- _Supplied material_

************

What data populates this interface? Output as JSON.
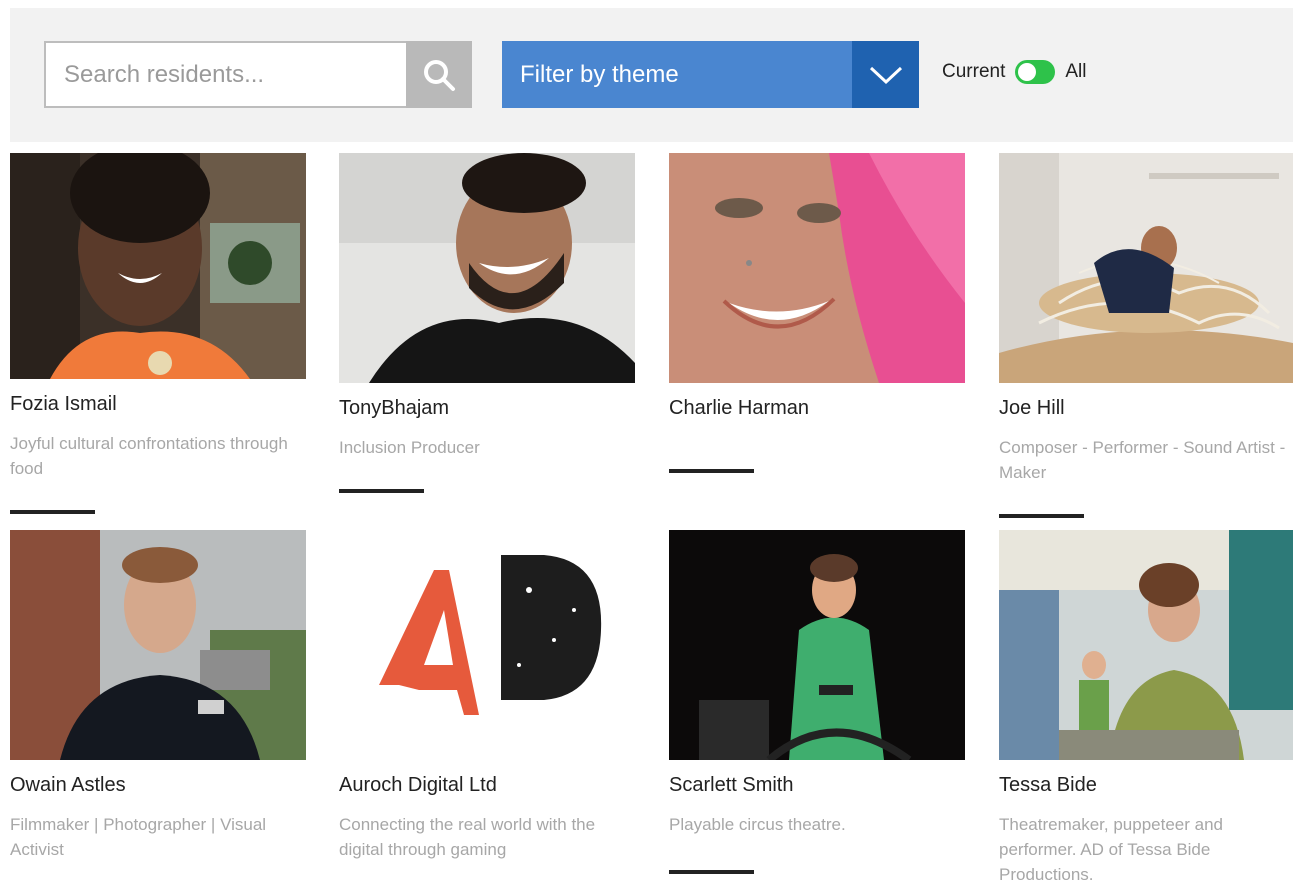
{
  "search": {
    "placeholder": "Search residents..."
  },
  "filter": {
    "label": "Filter by theme"
  },
  "toggle": {
    "left_label": "Current",
    "right_label": "All",
    "state": "on"
  },
  "residents": [
    {
      "name": "Fozia Ismail",
      "description": "Joyful cultural confrontations through food"
    },
    {
      "name": "TonyBhajam",
      "description": "Inclusion Producer"
    },
    {
      "name": "Charlie Harman",
      "description": ""
    },
    {
      "name": "Joe Hill",
      "description": "Composer - Performer - Sound Artist - Maker"
    },
    {
      "name": "Owain Astles",
      "description": "Filmmaker | Photographer | Visual Activist"
    },
    {
      "name": "Auroch Digital Ltd",
      "description": "Connecting the real world with the digital through gaming"
    },
    {
      "name": "Scarlett Smith",
      "description": "Playable circus theatre."
    },
    {
      "name": "Tessa Bide",
      "description": "Theatremaker, puppeteer and performer. AD of Tessa Bide Productions."
    }
  ],
  "logo": {
    "text": "AD"
  },
  "colors": {
    "accent_blue": "#4a86d0",
    "accent_blue_dark": "#1f62b0",
    "toggle_green": "#2ec24a"
  }
}
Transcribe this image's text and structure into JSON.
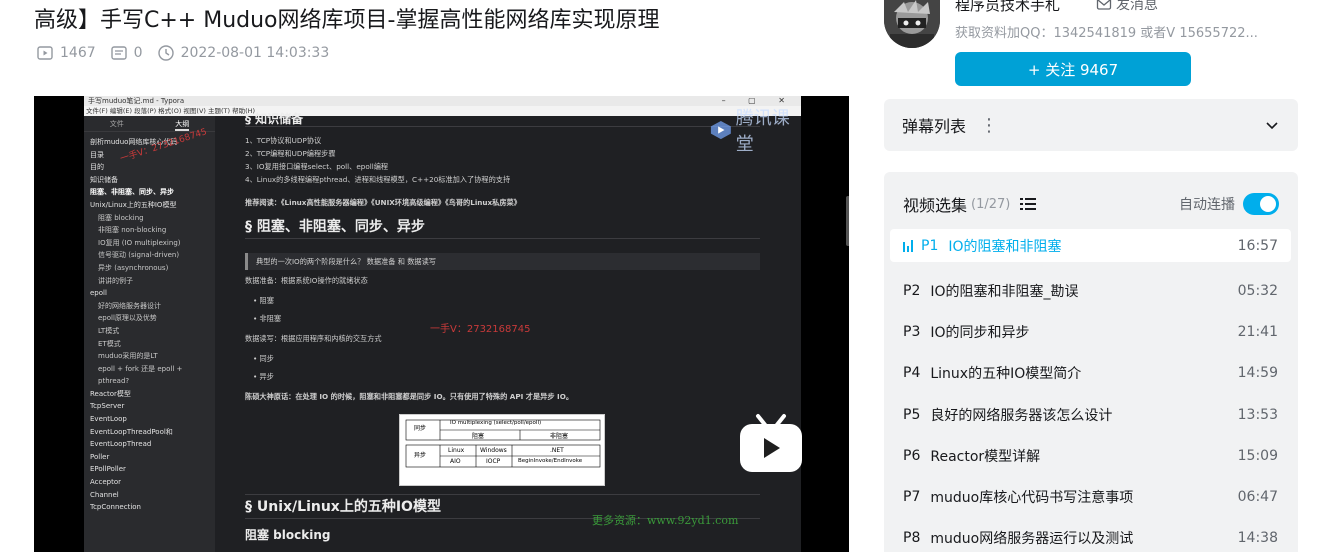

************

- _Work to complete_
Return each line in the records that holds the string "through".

- _Result for this exercise_
      "description": "Joyful cultural confrontations through food"
      "description": "Connecting the real world with the digital through gaming"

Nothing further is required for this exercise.